Entries from a dataset of interfaces:
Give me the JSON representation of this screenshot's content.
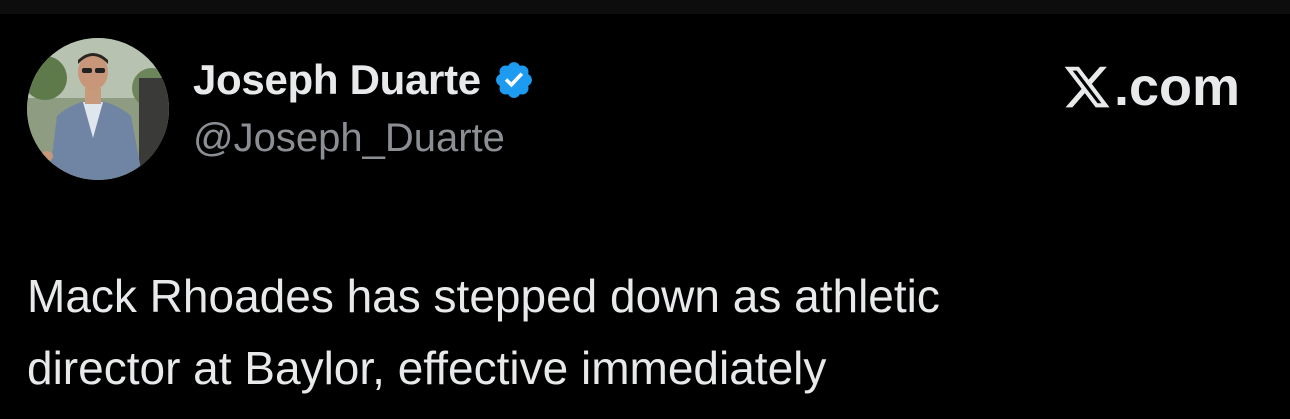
{
  "author": {
    "display_name": "Joseph Duarte",
    "handle": "@Joseph_Duarte",
    "verified_icon": "verified-badge-icon",
    "avatar": "profile-photo"
  },
  "brand": {
    "icon": "x-logo-icon",
    "suffix": ".com"
  },
  "tweet": {
    "lines": [
      "Mack Rhoades has stepped down as athletic",
      "director at Baylor, effective immediately"
    ]
  },
  "colors": {
    "background": "#000000",
    "text": "#e7e9ea",
    "muted": "#8b8f94",
    "verified": "#1d9bf0"
  }
}
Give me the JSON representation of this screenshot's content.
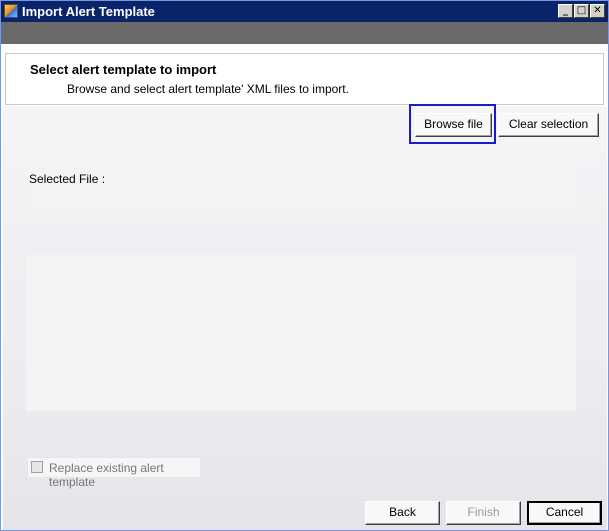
{
  "window": {
    "title": "Import Alert Template",
    "minimize_glyph": "_",
    "maximize_glyph": "□",
    "close_glyph": "✕"
  },
  "header": {
    "title": "Select alert template to import",
    "subtitle": "Browse and select alert template' XML files to import."
  },
  "toolbar": {
    "browse_label": "Browse file",
    "clear_label": "Clear selection"
  },
  "selected_file": {
    "label": "Selected File :"
  },
  "replace_option": {
    "label": "Replace existing alert template",
    "checked": false,
    "enabled": false
  },
  "footer": {
    "back_label": "Back",
    "finish_label": "Finish",
    "cancel_label": "Cancel"
  },
  "colors": {
    "titlebar": "#0a246a",
    "focus_ring": "#1a1acc"
  }
}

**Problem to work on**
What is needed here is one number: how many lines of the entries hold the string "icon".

**Final answer**
2